It had been some time since I stepped foot inside a church, but for some reason I felt the calling to get up one Sunday and go to some random church in downtown Nashville. I'm a believer and i'm someone who would consider themselves a non-conforming Christian, a advocate for a personal relationship over unified bulletpoint terms that separate you from someone else. However, on this day, the pastor share a sermon about detours. He talked about pivotal circumstances as faith catalysts, and how the hard times, the detours are a driver for growth, among obvious other attributes like teaching, disciple, and relationships to name a few. We looked at the story of Joseph in Genesis and the detours in his life, starting with being sold into slavery by his brothers, to being seduced and falsely accused of rape and tossed into prison. And that is just the start of it. Joseph is literally living a life of constant detours. If you're a reader and a seeker of stories, I encourage you to start with Genesis 37 and read all about Joseph, it's such a powerful lesson. It was like I was living in a parallel universe to Joseph (in a much more minor way) and for the first time during this process I was cognizant of detours. Maybe it didn't start out that way, as a detour, but somewhere along the road my eyes were being open to a message and a lesson. And it was up to me on how I was going to respond, how I was going to let change influence me.
I remember talking with a friend one night shortly after and pouring my heart out to him, and I remember the look on his face so vividly and how he just reiterated a saying to me that rang volumes:
"We are more than conquerors."
As the week continued , I sought refuge in that daily. I told myself this line so many times it branded itself on my heart. I shared my fear with those closest to me, and through that I felt a since of alienation from some who just didn't understand the moral and personal struggle I was up against. And to be fair, I completely understand where that came from. Unless you were in the situation and knowing the in's and out's of it, it's hard to sympathize with. Thankfully, I was not seeking sympathy or any sort of empathy, merely support and love.
The following week, after one final straw at the office, I parted ways with the label. I was scared to death to do it, but I knew deep down that something else would be there for me. I knew that in my heart of hearts, it was the right thing to do. I was no longer prideful and any sense of fickleness I had struggled with before had vanished. The change I bargained for early on in the journey was not the endgame. It was merely a chance to learn a life lesson, and an opportunity for me to listen and be a student. Three days later, I was offered an amazing opportunity back home in Dallas. Is it music? No. But is it a chance to adapt to change? Certainly. I'm now surrounded by my biggest support system, my family, and i'm in the same town (literally 8 minutes away!) as Elise, for the first time in 6 years. Damn!

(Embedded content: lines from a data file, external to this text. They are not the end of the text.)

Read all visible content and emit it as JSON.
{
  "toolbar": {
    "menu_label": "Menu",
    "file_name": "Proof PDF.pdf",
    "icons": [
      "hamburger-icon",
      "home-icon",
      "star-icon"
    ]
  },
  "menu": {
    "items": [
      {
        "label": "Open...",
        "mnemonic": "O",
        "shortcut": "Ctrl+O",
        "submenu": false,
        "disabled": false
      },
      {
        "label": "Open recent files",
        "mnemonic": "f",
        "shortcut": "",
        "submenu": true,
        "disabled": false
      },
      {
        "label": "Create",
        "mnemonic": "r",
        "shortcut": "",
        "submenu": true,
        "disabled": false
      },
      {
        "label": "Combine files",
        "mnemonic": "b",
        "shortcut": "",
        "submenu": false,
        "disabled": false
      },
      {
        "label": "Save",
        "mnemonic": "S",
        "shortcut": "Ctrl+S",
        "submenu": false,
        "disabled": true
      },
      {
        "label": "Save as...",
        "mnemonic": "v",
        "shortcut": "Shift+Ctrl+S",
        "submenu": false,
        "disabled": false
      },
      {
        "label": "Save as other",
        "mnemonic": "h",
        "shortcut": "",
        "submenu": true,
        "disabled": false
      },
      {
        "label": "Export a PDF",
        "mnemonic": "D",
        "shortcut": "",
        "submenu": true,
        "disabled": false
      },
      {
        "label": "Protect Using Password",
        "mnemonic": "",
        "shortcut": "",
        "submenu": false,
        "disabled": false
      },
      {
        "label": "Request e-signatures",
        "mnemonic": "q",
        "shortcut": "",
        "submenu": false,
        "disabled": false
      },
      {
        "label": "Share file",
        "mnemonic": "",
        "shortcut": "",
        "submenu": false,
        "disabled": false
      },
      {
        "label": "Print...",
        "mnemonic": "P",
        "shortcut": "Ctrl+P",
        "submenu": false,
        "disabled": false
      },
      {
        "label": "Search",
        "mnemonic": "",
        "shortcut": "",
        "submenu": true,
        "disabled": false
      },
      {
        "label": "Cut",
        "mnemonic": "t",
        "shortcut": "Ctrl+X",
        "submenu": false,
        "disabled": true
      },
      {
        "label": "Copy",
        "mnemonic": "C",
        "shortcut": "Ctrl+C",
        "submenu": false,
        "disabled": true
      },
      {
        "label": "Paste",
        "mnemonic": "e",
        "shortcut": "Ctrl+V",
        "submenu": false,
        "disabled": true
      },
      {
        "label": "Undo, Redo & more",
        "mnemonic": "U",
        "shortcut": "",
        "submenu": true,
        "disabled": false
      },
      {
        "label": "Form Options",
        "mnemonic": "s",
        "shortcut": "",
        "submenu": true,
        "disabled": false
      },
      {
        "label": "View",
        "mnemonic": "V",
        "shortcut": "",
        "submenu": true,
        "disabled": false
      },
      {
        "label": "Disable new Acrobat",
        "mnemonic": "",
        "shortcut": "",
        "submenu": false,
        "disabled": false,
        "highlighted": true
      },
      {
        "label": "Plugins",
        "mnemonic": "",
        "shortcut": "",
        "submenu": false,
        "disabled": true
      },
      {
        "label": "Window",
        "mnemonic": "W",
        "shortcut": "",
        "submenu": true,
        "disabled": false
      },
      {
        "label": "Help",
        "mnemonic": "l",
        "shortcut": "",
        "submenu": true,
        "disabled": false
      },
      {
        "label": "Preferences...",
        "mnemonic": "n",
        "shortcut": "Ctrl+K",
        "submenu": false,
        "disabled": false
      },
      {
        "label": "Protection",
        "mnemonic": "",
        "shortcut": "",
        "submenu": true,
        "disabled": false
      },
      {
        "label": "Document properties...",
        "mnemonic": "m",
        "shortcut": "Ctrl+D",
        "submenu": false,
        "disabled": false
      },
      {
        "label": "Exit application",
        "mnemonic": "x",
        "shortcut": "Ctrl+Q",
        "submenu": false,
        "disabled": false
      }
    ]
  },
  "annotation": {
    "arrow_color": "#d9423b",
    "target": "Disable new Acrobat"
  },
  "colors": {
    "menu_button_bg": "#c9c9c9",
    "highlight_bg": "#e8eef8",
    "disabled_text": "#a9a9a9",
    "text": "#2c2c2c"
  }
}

Maybe someday I will get another chance to chase my dream of the music industry. If so, i'll be happy and ready to take it. Until that day when I know, "The timing is right... now is time for that change", I will continue to be grateful for the life lesson in change.
So... where am I going? Quite simple: Where life takes me.